One of the reasons for this "exercise" is my general philosophy that we need to challenge all economic, political/policy and other theories and practices in order to either make them stronger or revamp them.
IMO the current level of European unity makes no sense!
Either a) full union (USA or FRG style) or b) simple EFTA (would) make more sense (and be more stable systemically).
Is EU and Euro "architecture" structurally unstable due to faulty (step-by-step) design (compare eg with the federal USA or the Federal Republic of Germany)?
IMO the fundamental issue is whether majority of 500++ million Europeans have the esprit to unite into a single (federal) entity. If they do, then full Union (a la USA) must be next step, if hey do not then the current wishy-washy "EU" is max or beyond max?
EU already has 50+ years of step by step, the US may have had its share of step-by-step but it had a Constitution and it was built in different era (when events moved slower in general) and was still "faster" (eg Constitution) in the key areas than the European Integration. Hence, the EU IMO needs to take into account the US experience in federalism instead of dismissing it as irrelevant (eg the "we do not want a USE")
Now, as per EU lesson from the so called "Greek crisis": Build real Union (political, economic, fiscal, monetary, military/security) as originally intended after WWII. Let us recall that a European Political Community and a European Defense Community were considered in the 1950s and vetoed by France! I am not blaming France for the non creation of EPC & EDC in the 50s, just pointing that such unions in Europe were and are not unthinkable.
So, eg what can the EU do to help members like Greece reduce their high annual military expenses (Greece is No. 1 in the EU as a % of GDP (eg 4.3% of GDP in 2005))? A European Defense Community or Union would create economies of scale and that do that. How many of the 27 member states had implicit national security reasons for joining the EEC or EU? Well, let us not forget why the 3 ECs were created back in the 1950s by the founding 6; the fundamental reasons were not economic or nuclear or carbon and steel. These were "vehicles". Plus at least 10 other countries, 1 in the 1980s, 1 in the 1990s and 8 (6+2) in the 2000s had IMO very strong national security reasons for joining a European "union".
Re the common currency: In 1990 at INSEAD, my American Economics prof explained that a currency union in absence of a strong federal budget is doomed by design.
What has been the effect on Eurozone exports to the world from POR, GR, SP, FR, BEL, FIN, IRL etc of ECB interest rate policy in the last 10 yrs? And services such as Tourism?

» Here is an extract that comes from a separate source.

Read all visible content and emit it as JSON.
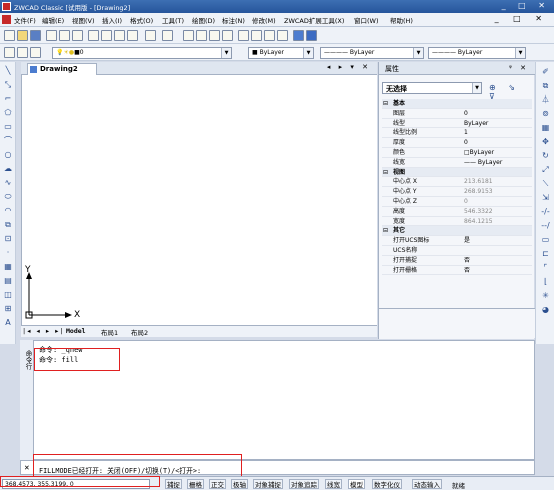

Note the relationship between the Euro and the USD, the Pound, the Yen and the Yuan these years!
To what extent is the Euro 2002-2008 a "victim" of
a) China's 2001 WTO entry and
b) ECB Euro parity policy 2002-2008? (food for thought)
In 90s were firms from SP, POR, GR, FR, BEL, IRL etc warned they would have to become "German" in order to be able to export after 1999/2002?
A more general question (ie goes beyond the Eurozone), for the whole EU: Is the main conflict of interests in the EU
a) between national economies or
b) between multinationals+large intl exporters & micros-SMEs?
Is departure from the WTO the only viable way for the US & EU to regain #manufacturing and for the EU to make the Euro viable?
When CSU suggests that Greece should leave the Eurozone (see article "Conservatives suggest Greece leave Euro currency union" April 24 2010, in The Local (Germany's news in English)
one can ask:
Should GRE or GER leave? Not a taboo topic, richtig!
The Euro needs an inflation & central interest rate policy that makes the Euro competitive vis-a-vis USD etc ie conducive to exports
Who decided to make the Euro so hard vis-a-vis USD etc, 2001-2008? Did anyone consider effect on exports and tourism of GR, SP, POR, IT, IRL, FR, BEL, and other members that do not produce products and services that have US and world that is inelastic to price (assuming most German products and services are)?
Kein taboo, right?
I propose as food for thought the article "The Coming European Debt Wars" by prof. Michael Hudson, in GlobalResearch,ca
In an interview to the SPIEGEL English edition, April 19, the German Finance Minister W Schäuble told it like it is re Greek crisis etc
April 16, 2010: "Greece May Spur German Rethink, Morgan Stanley Says" BusinessWeek
Comments on the above article: For the sake of argument, let's assume that there were to be 2 Euros:
a) One in traditional DM mentality (min inflation at all costs)
b) a softer friendlier to exports one.
How many of the 15 (26) would join the first one (other than GER) and how many the other? Food for thought!